Moving Us Closer To Osler
A Miller Coulson Academy of Clinical Excellence Initiative

A patient’s reflection on connecting with clinicians—what matters most 


Empathy and cultural competence are cornerstones of excellent patient care. Prioritizing these values can help each patient feel respected, empowered, and supported. 

As a young woman navigating the aftermath of a traumatic experience, I found solace in the comforting presence of an empathetic female physician. This encounter began my healing journey and fueled a passion for advocating for representation in healthcare.


In the vulnerable moments following a sexual assault, I found myself in a doctors’s office who would forever change my perception of the profession. Her gentle demeanor and unwavering support created a safe space where I could openly share my experience without fear of judgment or stigma. “I’m here for you,” she assured me—a beacon of hope in the darkness.


Reflecting on this moment, I realized the profound effect of representation in medicine. As a woman, her ability to validate my feelings without hesitation bridged the patient-physician divide, transforming what could have been a daunting ordeal into a meaningful junction. Through her example, I learned that representation goes beyond “diversity hires.” It’s about nurturing genuine connections patients and clinicians. Today, as I advocate for health equity, I carry with me the lessons learned from that encounter.


As I considered the value of an experience like this in patient care, I wanted to talk to healthcare professionals who represented the diverse identities of their patients, so I reached out. I wanted to discover firsthand how representation among clinicians can make patients feel heard.

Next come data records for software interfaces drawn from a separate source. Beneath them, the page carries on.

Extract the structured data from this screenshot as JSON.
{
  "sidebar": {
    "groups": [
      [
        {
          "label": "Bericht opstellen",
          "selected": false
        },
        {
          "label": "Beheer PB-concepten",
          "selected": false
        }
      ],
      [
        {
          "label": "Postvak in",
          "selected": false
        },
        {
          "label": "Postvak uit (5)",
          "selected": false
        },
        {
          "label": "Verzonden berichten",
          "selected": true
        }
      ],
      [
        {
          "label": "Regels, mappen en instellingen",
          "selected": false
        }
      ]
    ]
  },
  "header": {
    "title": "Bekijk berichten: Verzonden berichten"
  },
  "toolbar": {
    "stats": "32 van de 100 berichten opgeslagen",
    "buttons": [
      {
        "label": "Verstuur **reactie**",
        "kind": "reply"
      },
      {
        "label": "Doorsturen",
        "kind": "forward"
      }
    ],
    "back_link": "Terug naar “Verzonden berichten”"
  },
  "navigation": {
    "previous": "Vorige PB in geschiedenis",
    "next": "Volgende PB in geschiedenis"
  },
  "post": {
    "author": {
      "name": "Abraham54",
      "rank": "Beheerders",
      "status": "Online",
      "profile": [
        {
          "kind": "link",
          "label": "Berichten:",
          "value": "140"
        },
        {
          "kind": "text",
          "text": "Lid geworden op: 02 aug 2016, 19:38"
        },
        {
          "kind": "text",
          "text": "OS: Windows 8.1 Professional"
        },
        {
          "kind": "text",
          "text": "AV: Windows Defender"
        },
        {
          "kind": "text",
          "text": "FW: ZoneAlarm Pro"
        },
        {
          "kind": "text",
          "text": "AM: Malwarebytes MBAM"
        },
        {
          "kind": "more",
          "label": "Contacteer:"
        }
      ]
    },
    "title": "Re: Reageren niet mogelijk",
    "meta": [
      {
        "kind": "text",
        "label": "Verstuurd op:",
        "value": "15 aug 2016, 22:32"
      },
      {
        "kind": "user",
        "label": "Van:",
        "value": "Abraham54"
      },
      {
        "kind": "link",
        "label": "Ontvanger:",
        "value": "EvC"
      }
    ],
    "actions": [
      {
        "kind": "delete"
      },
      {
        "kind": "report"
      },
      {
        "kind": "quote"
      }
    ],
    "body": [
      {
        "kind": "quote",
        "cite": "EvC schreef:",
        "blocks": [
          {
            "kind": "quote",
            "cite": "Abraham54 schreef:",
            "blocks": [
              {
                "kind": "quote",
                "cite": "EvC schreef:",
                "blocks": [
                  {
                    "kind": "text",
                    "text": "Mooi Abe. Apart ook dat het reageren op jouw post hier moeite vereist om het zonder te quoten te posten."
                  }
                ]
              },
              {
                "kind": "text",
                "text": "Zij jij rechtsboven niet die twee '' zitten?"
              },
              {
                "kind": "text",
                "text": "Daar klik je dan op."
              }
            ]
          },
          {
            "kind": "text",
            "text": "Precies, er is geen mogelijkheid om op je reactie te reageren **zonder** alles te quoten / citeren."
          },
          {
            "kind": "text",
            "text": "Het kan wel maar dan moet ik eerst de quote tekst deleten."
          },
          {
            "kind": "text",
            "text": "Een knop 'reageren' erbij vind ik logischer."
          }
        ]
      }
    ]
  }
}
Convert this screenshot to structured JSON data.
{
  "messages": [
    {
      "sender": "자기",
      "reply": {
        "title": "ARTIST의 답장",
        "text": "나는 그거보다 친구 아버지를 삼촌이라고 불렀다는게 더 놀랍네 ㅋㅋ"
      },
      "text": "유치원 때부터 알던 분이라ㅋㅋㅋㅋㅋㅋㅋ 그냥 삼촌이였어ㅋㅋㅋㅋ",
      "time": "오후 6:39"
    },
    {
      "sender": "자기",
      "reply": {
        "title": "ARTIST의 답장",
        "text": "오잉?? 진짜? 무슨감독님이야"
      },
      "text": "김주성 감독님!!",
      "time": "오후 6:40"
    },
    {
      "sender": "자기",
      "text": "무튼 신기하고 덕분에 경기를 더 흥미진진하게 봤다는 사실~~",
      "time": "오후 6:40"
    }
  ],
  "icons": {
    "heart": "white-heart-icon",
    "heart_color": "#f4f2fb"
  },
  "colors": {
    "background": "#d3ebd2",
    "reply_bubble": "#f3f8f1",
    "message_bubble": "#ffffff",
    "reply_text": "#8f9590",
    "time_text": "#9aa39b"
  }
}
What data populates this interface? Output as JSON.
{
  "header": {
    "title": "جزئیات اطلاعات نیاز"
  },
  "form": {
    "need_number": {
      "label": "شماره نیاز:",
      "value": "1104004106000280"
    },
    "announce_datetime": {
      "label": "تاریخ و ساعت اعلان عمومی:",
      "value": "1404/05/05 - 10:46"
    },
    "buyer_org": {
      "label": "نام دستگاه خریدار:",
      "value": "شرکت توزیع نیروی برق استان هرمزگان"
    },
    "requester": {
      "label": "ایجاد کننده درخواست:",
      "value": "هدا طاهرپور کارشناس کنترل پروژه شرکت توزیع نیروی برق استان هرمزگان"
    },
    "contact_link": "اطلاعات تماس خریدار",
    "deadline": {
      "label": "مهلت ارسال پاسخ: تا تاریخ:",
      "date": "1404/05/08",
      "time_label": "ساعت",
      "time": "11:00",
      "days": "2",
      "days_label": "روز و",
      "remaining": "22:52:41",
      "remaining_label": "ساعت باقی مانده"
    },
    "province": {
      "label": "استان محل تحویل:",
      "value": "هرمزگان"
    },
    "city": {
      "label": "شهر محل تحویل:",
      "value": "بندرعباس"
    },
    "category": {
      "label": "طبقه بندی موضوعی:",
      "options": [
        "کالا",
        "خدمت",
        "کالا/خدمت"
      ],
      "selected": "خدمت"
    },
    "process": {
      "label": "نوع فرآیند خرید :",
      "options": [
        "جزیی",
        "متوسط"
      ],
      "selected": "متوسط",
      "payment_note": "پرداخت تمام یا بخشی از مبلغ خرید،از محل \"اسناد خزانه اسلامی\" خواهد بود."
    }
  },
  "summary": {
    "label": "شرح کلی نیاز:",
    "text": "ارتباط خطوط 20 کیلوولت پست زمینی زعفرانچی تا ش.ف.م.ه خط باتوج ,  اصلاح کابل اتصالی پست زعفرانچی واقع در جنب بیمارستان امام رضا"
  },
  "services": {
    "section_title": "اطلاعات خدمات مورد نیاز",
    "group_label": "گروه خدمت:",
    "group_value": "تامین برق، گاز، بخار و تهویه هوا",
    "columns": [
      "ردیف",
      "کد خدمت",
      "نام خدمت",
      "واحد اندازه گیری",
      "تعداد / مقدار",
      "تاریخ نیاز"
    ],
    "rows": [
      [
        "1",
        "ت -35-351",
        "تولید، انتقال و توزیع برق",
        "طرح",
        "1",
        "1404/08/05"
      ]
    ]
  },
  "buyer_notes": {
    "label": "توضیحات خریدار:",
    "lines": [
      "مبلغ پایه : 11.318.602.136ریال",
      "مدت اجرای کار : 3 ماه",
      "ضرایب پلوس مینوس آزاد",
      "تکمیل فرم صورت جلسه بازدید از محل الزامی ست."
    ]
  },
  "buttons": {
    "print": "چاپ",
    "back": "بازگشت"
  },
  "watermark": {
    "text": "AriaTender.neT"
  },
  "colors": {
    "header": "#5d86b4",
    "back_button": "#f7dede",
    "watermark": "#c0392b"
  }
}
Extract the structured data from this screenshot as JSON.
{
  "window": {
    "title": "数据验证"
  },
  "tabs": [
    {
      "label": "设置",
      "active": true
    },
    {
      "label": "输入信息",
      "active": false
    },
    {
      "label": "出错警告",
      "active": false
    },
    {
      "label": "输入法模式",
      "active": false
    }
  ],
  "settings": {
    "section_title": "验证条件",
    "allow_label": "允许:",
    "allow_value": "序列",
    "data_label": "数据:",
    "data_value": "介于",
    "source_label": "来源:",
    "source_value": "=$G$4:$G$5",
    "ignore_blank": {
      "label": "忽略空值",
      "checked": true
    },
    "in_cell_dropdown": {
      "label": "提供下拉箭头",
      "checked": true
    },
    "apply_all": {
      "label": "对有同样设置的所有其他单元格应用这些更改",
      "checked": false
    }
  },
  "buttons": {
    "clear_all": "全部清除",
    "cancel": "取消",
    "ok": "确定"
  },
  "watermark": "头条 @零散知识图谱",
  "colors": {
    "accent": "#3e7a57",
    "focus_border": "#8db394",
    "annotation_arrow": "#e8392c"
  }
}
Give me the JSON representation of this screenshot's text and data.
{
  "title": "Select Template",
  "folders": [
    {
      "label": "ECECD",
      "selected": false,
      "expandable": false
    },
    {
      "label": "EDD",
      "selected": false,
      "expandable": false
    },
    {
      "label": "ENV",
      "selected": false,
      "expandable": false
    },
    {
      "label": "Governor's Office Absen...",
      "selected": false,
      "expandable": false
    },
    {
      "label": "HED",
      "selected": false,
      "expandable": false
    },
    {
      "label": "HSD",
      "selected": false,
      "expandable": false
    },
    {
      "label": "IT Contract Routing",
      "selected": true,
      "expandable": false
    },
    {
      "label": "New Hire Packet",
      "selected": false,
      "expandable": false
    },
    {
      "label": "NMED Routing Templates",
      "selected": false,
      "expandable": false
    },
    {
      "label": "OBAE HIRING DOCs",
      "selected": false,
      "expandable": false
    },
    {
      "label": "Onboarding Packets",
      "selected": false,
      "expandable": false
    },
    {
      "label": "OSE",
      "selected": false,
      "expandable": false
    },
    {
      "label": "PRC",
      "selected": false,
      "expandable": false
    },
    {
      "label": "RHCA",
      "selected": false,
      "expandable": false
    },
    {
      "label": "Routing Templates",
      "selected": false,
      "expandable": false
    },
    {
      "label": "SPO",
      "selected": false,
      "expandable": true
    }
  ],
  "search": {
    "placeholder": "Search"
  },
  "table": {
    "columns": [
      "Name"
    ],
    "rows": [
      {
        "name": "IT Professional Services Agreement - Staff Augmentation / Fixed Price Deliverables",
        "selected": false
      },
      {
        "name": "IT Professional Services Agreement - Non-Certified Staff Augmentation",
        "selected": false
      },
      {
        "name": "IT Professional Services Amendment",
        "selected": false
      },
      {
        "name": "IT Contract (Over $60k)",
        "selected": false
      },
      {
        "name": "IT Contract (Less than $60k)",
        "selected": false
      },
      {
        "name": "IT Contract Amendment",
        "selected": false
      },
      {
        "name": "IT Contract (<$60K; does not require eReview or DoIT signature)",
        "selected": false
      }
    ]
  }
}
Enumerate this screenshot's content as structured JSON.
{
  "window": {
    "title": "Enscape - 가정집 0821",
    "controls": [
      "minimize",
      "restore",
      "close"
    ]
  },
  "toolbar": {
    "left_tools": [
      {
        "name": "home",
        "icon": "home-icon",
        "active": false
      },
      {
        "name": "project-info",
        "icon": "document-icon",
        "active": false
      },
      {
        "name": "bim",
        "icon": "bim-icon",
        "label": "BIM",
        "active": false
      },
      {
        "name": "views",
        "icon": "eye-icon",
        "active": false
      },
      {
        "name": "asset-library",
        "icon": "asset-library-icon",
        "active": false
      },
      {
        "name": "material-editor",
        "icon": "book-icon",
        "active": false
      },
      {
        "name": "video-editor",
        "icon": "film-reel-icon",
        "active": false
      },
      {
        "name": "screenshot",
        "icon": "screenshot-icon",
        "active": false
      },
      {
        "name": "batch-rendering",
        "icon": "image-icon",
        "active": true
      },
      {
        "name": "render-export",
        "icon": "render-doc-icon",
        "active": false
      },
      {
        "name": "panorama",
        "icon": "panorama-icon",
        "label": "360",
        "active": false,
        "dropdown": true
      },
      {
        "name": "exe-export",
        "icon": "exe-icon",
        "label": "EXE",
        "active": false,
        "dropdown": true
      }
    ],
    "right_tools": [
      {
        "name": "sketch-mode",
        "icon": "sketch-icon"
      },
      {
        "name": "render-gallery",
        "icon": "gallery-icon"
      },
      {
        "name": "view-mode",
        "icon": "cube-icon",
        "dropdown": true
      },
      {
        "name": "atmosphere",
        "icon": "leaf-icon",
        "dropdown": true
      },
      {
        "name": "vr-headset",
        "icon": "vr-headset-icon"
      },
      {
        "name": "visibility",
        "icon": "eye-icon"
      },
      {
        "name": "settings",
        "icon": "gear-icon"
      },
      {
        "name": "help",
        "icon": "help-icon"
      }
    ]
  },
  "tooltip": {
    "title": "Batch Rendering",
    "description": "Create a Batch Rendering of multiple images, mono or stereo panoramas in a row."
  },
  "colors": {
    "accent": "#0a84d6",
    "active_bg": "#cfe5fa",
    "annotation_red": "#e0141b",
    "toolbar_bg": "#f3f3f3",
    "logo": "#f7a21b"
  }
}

Dr. Puja Uppal, a family physician and woman of color, believes care encompasses cultural nuances, socioeconomic factors, and individual identities. “Navigating the intersectionality of race, gender, and socioeconomic factors,” she says, “requires providing holistic, patient-centered care.”


Dr. Malasri Chaudhery-Malgeri agrees, sharing her insights on individualized mental healthcare. She and a diverse group of colleagues fight stigma, creating tailored care plans including anything from physical health and nutrition to artistic endeavors and relationship-building. Taking an integrative and collaborative approach to healing and recovery,” she says, “contributes to improved overall quality of life through holistic care, addressing mental, physical, and social health.”


I also contacted Raquel Hammonds, NMD—she’s partnered with local LGBTQ+ advocacy groups to promote individualized care, LGBTQ+ identity education, and antidiscriminatory spaces. “As a result,” she says, “we saw significant improvements in health outcomes among LGBTQ+ communities with increased rates of preventive screenings and higher patient satisfaction.”


Dr. Jennie Ding, a first-generation Chinese Canadian family physician, treats patients in remote Indigenous communities. She honors their cultural identity and enhances engagement by collaborating with community healers and integrating spiritual healing sessions. “Patients feel respected,” she adds, “resulting in higher satisfaction with healthcare services.” Dr Ding also works in private practice, where she navigates language barriers by engaging Mandarin-speaking patients. “Learning key medical terms in Mandarin,” she says, “helps patients feel more comfortable and understood.”



Here’s what I suggest healthcare professionals do to foster meaningful relationships with patients:


1. Listen with empathy.

Take time to listen to patients’ stories with compassion and empathy, validating their experiences and emotions.


2. Stay informed.

Stay current on cultural competence and diversity to better serve all patient populations.


3. Cultivate cultural humility.

Approach patient interactions with humility and a willingness to learn from diverse perspectives, recognizing that you may not always have all the answers.


4. Advocate for representation.

Advocate for increased gender, racial, and cultural diversity in healthcare leadership and decision-making.


5. Create safe spaces.

Inclusive spaces where patients feel comfortable expressing themselves without judgment and discrimination allow conversations with clinicians to be more open and honest.


Healthcare professionals who show empathy, nurture connections with patients, and promote representation in healthcare will help every patient feel valued, respected, and understood.










This piece expresses the views solely of the author. It does not necessarily represent the views of any organization, including Johns Hopkins Medicine.